American Katie Green has decided to stay in Japan. She's started to build a life in the city of Shizuoka, and she can't imagine leaving behind her friends, her aunt and especially Tomohiro, the guy she's fallen in love with. But her return is not as simple as she thought. She's flunking out of Japanese school and committing cultural faux pas wherever she goes. Tomohiro is also struggling—as a Kami, his connection to the ancient gods of Japan and his power to bring drawings to life have begun to spiral out of control.
When Tomo decides to stop drawing, the ink finds other ways to seep into his life—blackouts, threatening messages and the appearance of unexplained sketches. Unsure how to help Tomo, Katie turns to an unexpected source for help—Jun, her former friend and a Kami with an agenda of his own. But is Jun really the ally he claims to be? In order to save themselves, Katie and Tomohiro must unravel the truth about Tomo's dark ancestry, as well as Katie's, and confront one of the darkest gods in Japanese legend.
Rain was a wonderful sequel which continued to keep the beauty and rich Japanese culture, mythology and setting alive. The characters continued to develop and surprise, leaving you conflicted about who you thought you could trust. This book had a nice, calm pace with some intense moments leading up to the conclusion - though the section around the middle did drag slightly. I think this was a great sequel which some surprises towards the end which will definitely lead to an intense third book!
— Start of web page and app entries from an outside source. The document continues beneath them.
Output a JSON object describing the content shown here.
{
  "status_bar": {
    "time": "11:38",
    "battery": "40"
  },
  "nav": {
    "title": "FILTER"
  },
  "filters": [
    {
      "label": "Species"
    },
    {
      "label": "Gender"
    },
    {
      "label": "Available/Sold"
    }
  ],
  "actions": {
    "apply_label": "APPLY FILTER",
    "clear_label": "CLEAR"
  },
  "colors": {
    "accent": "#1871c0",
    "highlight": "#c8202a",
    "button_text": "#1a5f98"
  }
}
The main thing which I love about this series is how strong and present the Japanese elements are in this book. Although I have not read many books set in countries outside of the U.S.A. or England (excluding fantasy worlds), for the ones I do come across, I find that the setting and cultural differences are somewhat lacking. Amanda Sun certainly has no problems here and highlights the beauty of Japan so wonderfully. Furthermore, Katie's struggles with adjusting to the culture and abiding by the expected social behaviours were very realistic.
That being said, some of her other mistakes and decisions began to get a bit irritating. She isn't as forthcoming with Tomo about some of the things she did as she probably should have been. This kind of correlates to the love triangle that isn't really a love triangle... things never progress far enough, but outside sources kind of make it into some form of a pentagon... but not quite. It's a weird situation.
There was so much mystery surrounding some of the characters - you could never really pinpoint whether they were helping Katie or working against here. There were plenty of surprises along the way, and my opinions of a few of the characters have drastically changed! I'm really intrigued to see how the characters continue to progress, and I can't wait to see what happens in the next book!